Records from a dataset
▬▬▬▬▬▬
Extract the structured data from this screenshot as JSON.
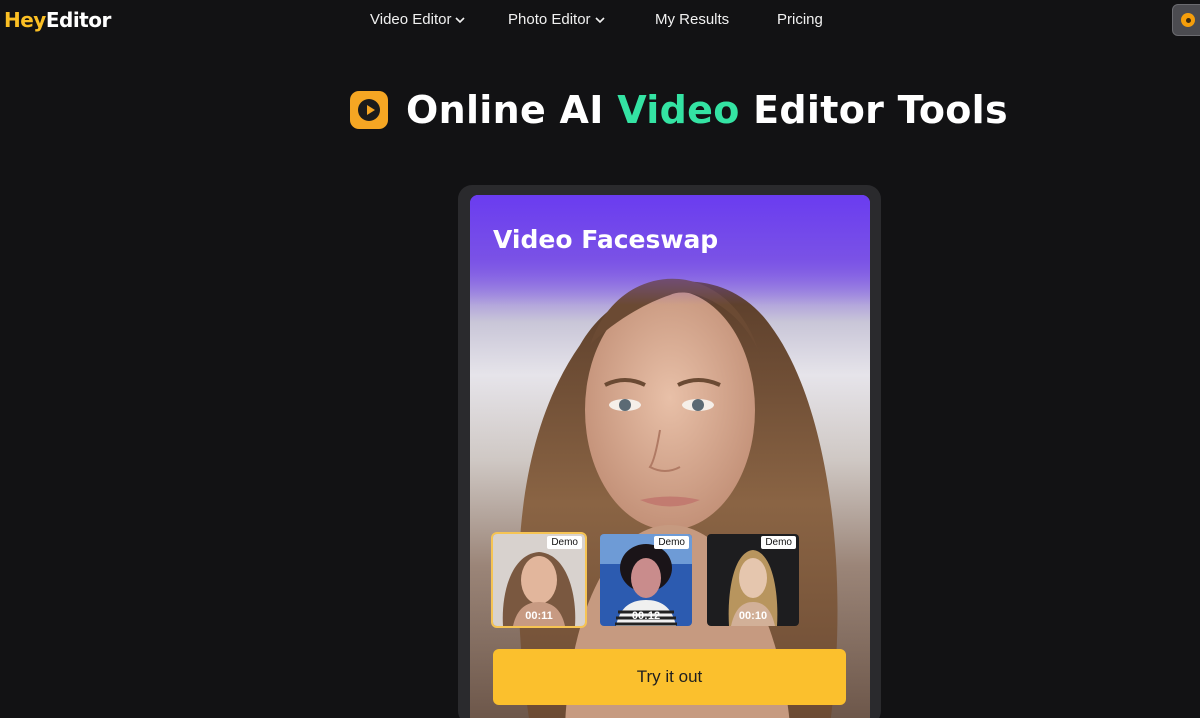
{
  "brand": {
    "part1": "Hey",
    "part2": "Editor"
  },
  "nav": {
    "items": [
      {
        "label": "Video Editor",
        "dropdown": true
      },
      {
        "label": "Photo Editor",
        "dropdown": true
      },
      {
        "label": "My Results",
        "dropdown": false
      },
      {
        "label": "Pricing",
        "dropdown": false
      }
    ]
  },
  "headline": {
    "part1": "Online AI ",
    "accent": "Video",
    "part2": " Editor Tools"
  },
  "card": {
    "title": "Video Faceswap",
    "thumbnails": [
      {
        "badge": "Demo",
        "duration": "00:11",
        "selected": true
      },
      {
        "badge": "Demo",
        "duration": "00:12",
        "selected": false
      },
      {
        "badge": "Demo",
        "duration": "00:10",
        "selected": false
      }
    ],
    "cta_label": "Try it out"
  },
  "colors": {
    "background": "#121214",
    "accent_green": "#34e3a3",
    "brand_yellow": "#fbbf24",
    "cta_yellow": "#fbc02d",
    "card_purple": "#6a3cf0"
  },
  "icons": [
    "chevron-down-icon",
    "play-icon",
    "extension-icon"
  ]
}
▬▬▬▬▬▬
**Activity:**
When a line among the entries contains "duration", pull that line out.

**Answer to the exercise:**
        "duration": "00:11",
        "duration": "00:12",
        "duration": "00:10",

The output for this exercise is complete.